            • mattbot says:

              The IS an easily routed, virtual audio device and is free to boot! Cycling74 (the Max/MSP peeps) has solution called Soundflower which will allow* that in conjuction with another media player to run the mp3.


              * Scriptable switching between input devices not included.

          • jwz says:

            Hey, awesome -- there appears to be no way to switch input devices from AppleScript. There's no "set input device" analog of "set volume input", etc.

            (Well I guess you could do it by launching the System Preferences app and clicking the third button on the fifth tab or some shit, but no. Just no.)

            • mattbot says:

              Sadly, System Preferences is not recordable but in our exciting modern times, AppleScript has access to system level events if the "Enable access for assistive devices" checkbox in the Universal Access pref panes is checked. Yes, this is about as fun as coding XML parsing routines from scratch but there are a couple of inspector apps to make this easier/possible.

              Apple's bare bones UI Element Inspector:

              Prefabs slicker commercial product (~$50):

              The Apple GUI Scripting guide:

            • seminiferous says:

              If you ever get so desperate that you decide to do the script-System-Preferences thing, here is the AppleScript I used to do it. It might save you a little time. As another poster said, I believe you need to enable assistive devices under the Universal Access pref. This was on 10.3. Yes I am ashamed.

              tell application "System Preferences"
              set current pane to pane ""

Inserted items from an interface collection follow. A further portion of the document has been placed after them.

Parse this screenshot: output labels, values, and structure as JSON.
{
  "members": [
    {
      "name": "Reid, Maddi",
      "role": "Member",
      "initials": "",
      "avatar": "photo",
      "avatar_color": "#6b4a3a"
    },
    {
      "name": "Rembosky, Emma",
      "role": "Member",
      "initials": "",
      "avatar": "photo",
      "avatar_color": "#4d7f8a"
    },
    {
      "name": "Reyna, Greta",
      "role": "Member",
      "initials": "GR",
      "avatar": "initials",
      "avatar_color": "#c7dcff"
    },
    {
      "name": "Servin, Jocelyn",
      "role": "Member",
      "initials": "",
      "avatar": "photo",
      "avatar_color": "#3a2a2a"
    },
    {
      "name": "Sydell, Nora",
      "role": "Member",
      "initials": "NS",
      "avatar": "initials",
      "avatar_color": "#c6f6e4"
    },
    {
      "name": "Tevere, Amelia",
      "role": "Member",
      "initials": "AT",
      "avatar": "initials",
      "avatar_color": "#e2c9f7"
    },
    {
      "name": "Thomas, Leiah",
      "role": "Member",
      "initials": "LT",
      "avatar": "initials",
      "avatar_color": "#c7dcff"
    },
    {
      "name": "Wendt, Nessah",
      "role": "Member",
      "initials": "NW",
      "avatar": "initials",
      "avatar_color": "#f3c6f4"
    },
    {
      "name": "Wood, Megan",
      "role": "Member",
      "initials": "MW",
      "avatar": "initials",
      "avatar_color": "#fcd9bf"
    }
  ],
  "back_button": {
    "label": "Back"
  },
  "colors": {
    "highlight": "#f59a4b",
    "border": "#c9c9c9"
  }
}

              tell application "System Events"
              tell process "System Preferences"
              tell tab group 1 of window "Keyboard & Mouse"
              click radio button "Mouse"
              set value of slider 1 to 0
              set value of slider 1 to 7
              end tell
              end tell
              end tell
              end tell

              (It's a workaround for a bug in the Logitech mouse drivers.)

  3. strangedave says:

    The Audio MIDI Setup utility includes mute buttons.

  4. netsharc says:

    I had/still have a similar problem on my Sound Blaster PCI on an AMD/Windows PC. In my Windows' Volume Control there's a slider for Line-In and Aux. If I mute the Line-In I still hear some noise, apparently the audio from the Line-In bleeds through on the Aux channel, if I mute Aux then the Line-In volume control works properly.

    Perhaps you've got the same hardware quirk..

  5. gryazi says:

    This link makes reference to a "mute setting," although it only makes reference to output muting.

    Then, referring to what would be both an I and O device, they mention that unmuting an output will fix a muted input:

    I have no clue how the devices are enumerated for AppleScript or anything else, but is it possible there's an inobvious output pipe for the specific input that can be muted without killing regular output?

  6. kevinspencer says:

    Nice choice of music for this post by the way. The three albums INXS made that were pure joy: Shabooh Shoobah, The Swing, Listen Like Thieves. Then they sucked after that.

    That is all.